This is an index and summary of the things I’ve talked about over the last month. Links for multi-post subjects go to the first post (even if it’s before this month), you can follow the internal navigation links from there. (TV shows without full posts will not be linked, but will be listed.)
“Vanished” Kat Richardson. The fourth Harper Blaine book, urban fantasy/PI crossover. Library book.
“Plantagenet England 1225-1360” Michael Prestwich. Part of the New Oxford History of England.
Shakespeare’s Hamlet – a review of a course on Future Learn.
Cosmic Rays. In Our Time episode about cosmic rays.
Lévi-Strauss. In Our Time episode about the life & work of Claude Lévi-Strauss.
The Making of the Modern Arab World. Four part Radio 4 series about the modern history of the Middle East.
Ordinary Language Philosophy. In Our Time episode about Ordinary Language Philosophy, a school of philosophical thought that was dominant in the middle of the 20th Century.
“Everyday Life in Ancient Egypt” Frances Boardman. Talk given at the February meeting of the EEG.
Baroque! From St Peter’s to St Paul’s – gloriously over the top series about Baroque art and architecture, presented by Waldemar Januszczak.
Bible Hunters – series about the search for early texts of the Bible in Egypt.
Blink: A Horizon Guide to the Senses – programme presented by Kevin Fong about the senses. Not much new footage, instead it made use of the last 40 years of Horizon to pull out illustrative bits and pieces from the archives. Some neat things to see, but in other ways it felt a bit shallow.

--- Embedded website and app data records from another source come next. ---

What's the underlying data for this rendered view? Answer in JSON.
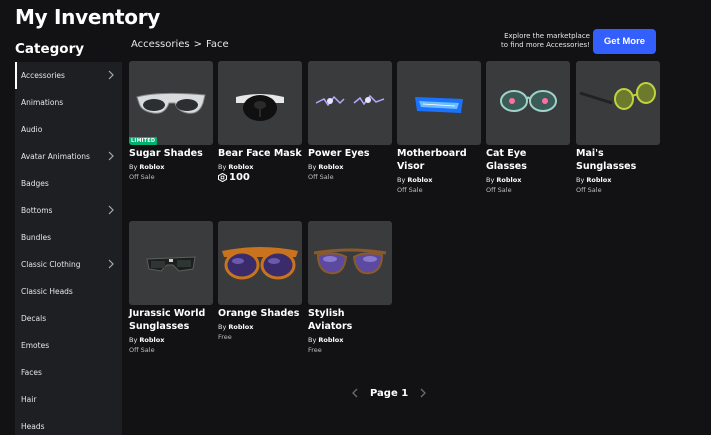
{
  "header": {
    "title": "My Inventory"
  },
  "sidebar": {
    "heading": "Category",
    "items": [
      {
        "label": "Accessories",
        "chevron": true,
        "active": true
      },
      {
        "label": "Animations"
      },
      {
        "label": "Audio"
      },
      {
        "label": "Avatar Animations",
        "chevron": true
      },
      {
        "label": "Badges"
      },
      {
        "label": "Bottoms",
        "chevron": true
      },
      {
        "label": "Bundles"
      },
      {
        "label": "Classic Clothing",
        "chevron": true
      },
      {
        "label": "Classic Heads"
      },
      {
        "label": "Decals"
      },
      {
        "label": "Emotes"
      },
      {
        "label": "Faces"
      },
      {
        "label": "Hair"
      },
      {
        "label": "Heads"
      }
    ]
  },
  "breadcrumb": {
    "parent": "Accessories",
    "separator": ">",
    "current": "Face"
  },
  "promo": {
    "line1": "Explore the marketplace",
    "line2": "to find more Accessories!",
    "button_label": "Get More"
  },
  "items": [
    {
      "name": "Sugar Shades",
      "creator_prefix": "By",
      "creator": "Roblox",
      "price": "Off Sale",
      "badge": "LIMITED",
      "icon": "white-sunglasses-icon"
    },
    {
      "name": "Bear Face Mask",
      "creator_prefix": "By",
      "creator": "Roblox",
      "price": "100",
      "price_is_robux": true,
      "icon": "bear-mask-icon"
    },
    {
      "name": "Power Eyes",
      "creator_prefix": "By",
      "creator": "Roblox",
      "price": "Off Sale",
      "icon": "lightning-eyes-icon"
    },
    {
      "name": "Motherboard Visor",
      "creator_prefix": "By",
      "creator": "Roblox",
      "price": "Off Sale",
      "icon": "blue-visor-icon"
    },
    {
      "name": "Cat Eye Glasses",
      "creator_prefix": "By",
      "creator": "Roblox",
      "price": "Off Sale",
      "icon": "cat-eye-glasses-icon"
    },
    {
      "name": "Mai's Sunglasses",
      "creator_prefix": "By",
      "creator": "Roblox",
      "price": "Off Sale",
      "icon": "green-sunglasses-icon"
    },
    {
      "name": "Jurassic World Sunglasses",
      "creator_prefix": "By",
      "creator": "Roblox",
      "price": "Off Sale",
      "icon": "dark-sunglasses-icon"
    },
    {
      "name": "Orange Shades",
      "creator_prefix": "By",
      "creator": "Roblox",
      "price": "Free",
      "icon": "orange-shades-icon"
    },
    {
      "name": "Stylish Aviators",
      "creator_prefix": "By",
      "creator": "Roblox",
      "price": "Free",
      "icon": "aviator-glasses-icon"
    }
  ],
  "pagination": {
    "label": "Page 1"
  },
  "colors": {
    "background": "#121215",
    "sidebar": "#1e1f23",
    "card": "#393b3d",
    "accent": "#335fff",
    "limited_badge": "#00b06f"
  }
}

Britain’s Most Fragile Treasure – Janina Ramirez programme about the East Window in York Cathedral. How it was made, who made it, how it’s being conserved, and what the various scenes and stories are.

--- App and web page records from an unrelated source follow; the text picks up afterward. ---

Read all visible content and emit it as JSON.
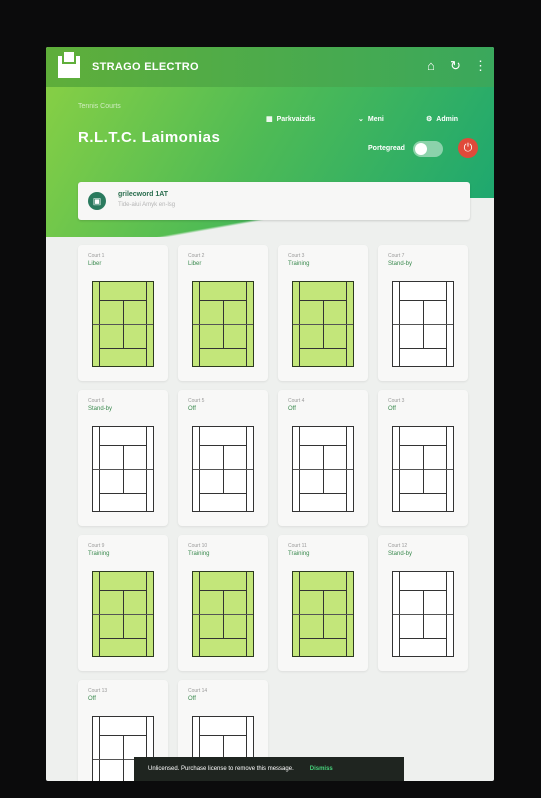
{
  "app": {
    "brand": "STRAGO ELECTRO"
  },
  "topbar": {
    "home_icon": "home-icon",
    "refresh_icon": "refresh-icon",
    "menu_icon": "more-vert-icon"
  },
  "header": {
    "breadcrumb": "Tennis Courts",
    "club_name": "R.L.T.C. Laimonias",
    "nav": [
      {
        "icon": "grid-icon",
        "label": "Parkvaizdis"
      },
      {
        "icon": "chevron-down-icon",
        "label": "Meni"
      },
      {
        "icon": "gear-icon",
        "label": "Admin"
      }
    ],
    "toggle_label": "Portegread",
    "power_icon": "power-icon"
  },
  "alert": {
    "title": "grilecword 1AT",
    "subtitle": "Tide-aiui Amyk en-lsg"
  },
  "courts": [
    {
      "number": "Court 1",
      "status": "Liber",
      "active": true
    },
    {
      "number": "Court 2",
      "status": "Liber",
      "active": true
    },
    {
      "number": "Court 3",
      "status": "Training",
      "active": true
    },
    {
      "number": "Court 7",
      "status": "Stand-by",
      "active": false
    },
    {
      "number": "Court 6",
      "status": "Stand-by",
      "active": false
    },
    {
      "number": "Court 5",
      "status": "Off",
      "active": false
    },
    {
      "number": "Court 4",
      "status": "Off",
      "active": false
    },
    {
      "number": "Court 3",
      "status": "Off",
      "active": false
    },
    {
      "number": "Court 9",
      "status": "Training",
      "active": true
    },
    {
      "number": "Court 10",
      "status": "Training",
      "active": true
    },
    {
      "number": "Court 11",
      "status": "Training",
      "active": true
    },
    {
      "number": "Court 12",
      "status": "Stand-by",
      "active": false
    },
    {
      "number": "Court 13",
      "status": "Off",
      "active": false
    },
    {
      "number": "Court 14",
      "status": "Off",
      "active": false
    }
  ],
  "toast": {
    "message": "Unlicensed. Purchase license to remove this message.",
    "action": "Dismiss"
  }
}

The Coffee Trail with Simon Reeve – one-off programme about coffee growing in Vietnam. Vietnam is the main supplier of coffee for the instant coffee trade, and it’s as exploitative a trade as you’d expect. The regime in Vietnam isn’t particularly nice either.
Easter Island: Mysteries of a Lost World – programme about the history of the native Rapa Nui people, presented by Jago Cooper.
The Great British Year – series about British wildlife and countryside over the whole year. Lots of gorgeous shots of animals, and timelapse sequences of landscapes.
Greek Myths: Tales of Travelling Heroes – programme presented by Robin Lane Fox about the early Greek myths about the origins of their gods. Also looking at the links between the mythological stories and the landscape the Greeks knew, and also the links to Hittite mythology. We both had quite a lot of deja vu watching it, and figured out eventually that we’d watched it before about 3 years ago and had just forgotten (brief post on my livejournal). Interesting & worth watching, even for a second time 🙂
Guilty Pleasures – the deep cultural roots of our modern attitudes to luxury, presented by Michael Scott.
Henry & Anne: The Lovers that Changed History – two part series about Henry VIII and Anne Boleyn, part dramatised documentary presented by Suzanne Lipscomb.
The Joy of the Single – programme about singles, talking to various music industry people. Covered things like the history of the single as a phenomenon, the physical object of a 7″ vinyl single and the sort of emotional impact that various singles had on these people.
Nigel Slater’s Great British Biscuit – a similar programme to Slater’s previous one on sweets (post), part nostalgia, part history of biscuits. Lots of “oh I remember those” moments 🙂
New Secrets of the Terracotta Warriors – Channel 4 one-off programme about the terracotta army found buried near the Emperor Qin’s grave in China. Partly about the history of Qin era China (the first unification of the country in c.200BC, and partly about the techniques currently being used to learn more about the terracotta soldiers. A little shallow.
Pilgrimage with Simon Reeve – a programme about the history of (Christian) pilgrimage, pilgrimage sites and the modern incarnation of it.
Robins of Eden and The Rabbits of Skomer – two rather retro-feeling mini nature documentaries, lasting just 10 minutes each.
The Search for Alfred the Great – programme about the biography of Alfred, the story of what happened to his body after death, and the modern search for his bones.
The Stuarts – a series about the Stuart Kings of England & Scotland, presented by Clare Jackson, and about how they shaped the United Kingdom and how they were shaped by it. Broadcast on the Scottish version of BBC2 only.
Survivors: Nature’s Indestructible Creatures – series presented by Richard Fortey looking at three mass extinction events and showing us modern examples of the species that survived them.
Time Traveller’s Guide to Elizabethan England – this was part of the BBC’s Tudor Season in 2013. It’s a series about life in Elizabethan times from the perspective of the differences between now and then, what you’d need to know if you could travel back there.